The first time I saw the Dton Yaang Naa trees I was transfixed. I was returning from a press trip to learn about the care of Elephants in the Kingdom of Thailand, when our van driver turned down Chiang Mai-Lamphun Road. Twin rows of behemoth trees flanked the narrow, twisting road as far as I could see. Thrusting my head out the window, I craned my neck up to see their crowns. Some soared to heights of 150 feet. The base of each massive trunk had been wrapped in a saffron-colored monk’s robe. These 130-year old spirit trees had literally been ordained as monks.
A month or so later I returned to the walk beneath them. Capturing decent photos of the Dton Yaang Naa trees was no easy task. Again and again, I darted into the heavily trafficked roadway, snapped a photo, and scampered back to the shoulder before being splattered on the pavement like a bug on a windshield. Yet even with cars, trucks, and Tuk Tuks screaming by, a sense of peacefulness pervaded the thoroughfare. It felt like these spirit trees were watching me, protecting me from harm.
In 1882, the governor-general of the Phayab region donated the first batch of Yaang Naa trees. They were planted near Naowarat Bridge, on the banks of the Mae Ping River in Chiang Mai. It soon became evident that they were valuable for the shade they provided. Twenty-nine years later, the Provincial Office provided enough saplings to line Chiang Mai – Lamphun Road from the bridge south to the border with Lamphun Province. For decades, they provided protection from the searing tropical sun, especially for Royal retinues traveling on foot from Bangkok to inspect the northern provinces.
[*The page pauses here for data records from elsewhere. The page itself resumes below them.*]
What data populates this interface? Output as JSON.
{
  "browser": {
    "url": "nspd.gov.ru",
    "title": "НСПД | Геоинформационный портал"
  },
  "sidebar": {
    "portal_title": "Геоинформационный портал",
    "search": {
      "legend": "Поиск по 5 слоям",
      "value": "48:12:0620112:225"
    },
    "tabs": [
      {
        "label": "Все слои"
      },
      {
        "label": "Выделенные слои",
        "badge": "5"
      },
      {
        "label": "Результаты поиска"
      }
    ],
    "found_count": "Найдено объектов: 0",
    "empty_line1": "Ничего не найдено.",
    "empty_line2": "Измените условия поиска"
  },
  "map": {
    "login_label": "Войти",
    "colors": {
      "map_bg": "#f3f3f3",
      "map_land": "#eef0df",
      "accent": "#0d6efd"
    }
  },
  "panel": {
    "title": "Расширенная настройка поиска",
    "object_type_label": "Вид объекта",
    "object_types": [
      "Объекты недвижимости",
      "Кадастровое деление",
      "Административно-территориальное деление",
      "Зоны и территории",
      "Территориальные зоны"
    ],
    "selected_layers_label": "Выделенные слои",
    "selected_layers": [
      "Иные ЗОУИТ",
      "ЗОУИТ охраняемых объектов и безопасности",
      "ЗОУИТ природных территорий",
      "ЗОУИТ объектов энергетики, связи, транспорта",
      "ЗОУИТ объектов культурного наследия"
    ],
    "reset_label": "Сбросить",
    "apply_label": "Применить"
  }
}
Some accounts say that 5,000 trees were originally planted, while others claim the number was 2,000. Over time, many were cut down to make way for housing and intersections. By 1991, less than 1,000 remained, and many of those were slated for removal to accommodate a road-widening project. When news of this reached the King, it is said he was not pleased. Seizing upon this opportunity, the governor of Chiang Mai Province arranged for local monks to “ordain the large rubber trees” that lined the road from Chiang Mai City to Lamphun Province (often mistaken for rubber trees, they are actually one of the 165 known species of the Dipterocarpaceae family).
The practice of protecting special trees has a long history in Thailand. The Bodhi tree is revered because the Buddha came to enlightenment while sitting beneath one in Bodh Gaya, India. Bodhi trees grow on the grounds of most every Wat in Thailand. Not only are their trunks swathed in colorful cloth, bamboo poles are placed beneath their limbs to help the tree support the weight. These so-called spirit trees (phi ton mai) are also ubiquitous in cities and villages across Thailand.
The term “spirit trees” derives from a Thai Buddhist belief that certain trees are the residence of a spirit, usually that of a deceased villager. They wrap these tree trunks in colorful cloth, construct a small spirit house at the base of the tree, and keep it supplied with candles, incense, and food offerings. Harming a phi ton mai is believed to bring misfortune, sickness, or even death upon the perpetrator. Over time, wrapping a tree in strips of colorful cloths became synonymous with protection. Today the practice is regularly employed to protect huge, old growth trees, like the one that stands at the entrance to my condominium project, seen below.
If swaddling the trunks of spirit trees has long been common practice, the concept of ordaining trees is relatively new. The first tree ordination was performed in Thailand in 1988 by the monk Phrakhru Manas Natheepitak, a member of the forest tradition in northern Thailand. These Monks follow a strict regimen. They live deep in the forest, in small wooden huts that are elevated to protect them from wild animals. They walk miles each day, foraging for food as they make their way between sites to attend Dharma talks. The forest tradition monks had seen first-hand the damage caused by deforestation. They were forced to install rows of barbed wire fencing around their compounds to deter illegal loggers.
One day, Phrakhru Manas heard a story about two highway workers who had been forced to cut down a Bodhi tree. Following its felling, they suffered great misfortune. Capitalizing on superstitions that are intricately woven throughout Thai Buddhism, he began performing ordination ceremonies on trees. Once ordained, the trees were deemed untouchable. Just three years later, the governor of Chiang Mai used the same technique to protect the Dton Yaang Naa trees on Chiang Mai-Lamphun Road.
Today, members of the community tend them with great respect. Sidewalks that once entombed their roots have been torn up and the ground around them is regularly fertilized. Residents who live beneath them pay a fee of 30 baht ($1) per month to a fund that reimburses anyone who suffers damage from falling branches. The community has even attached flower boxes planted with multi-colored orchids, which burst into bloom and cascade down the trunks each spring. I walked a mile or two that day beneath their overarching crowns. I could tell they were happy. They were smiling down upon me, in all their statuesque glory.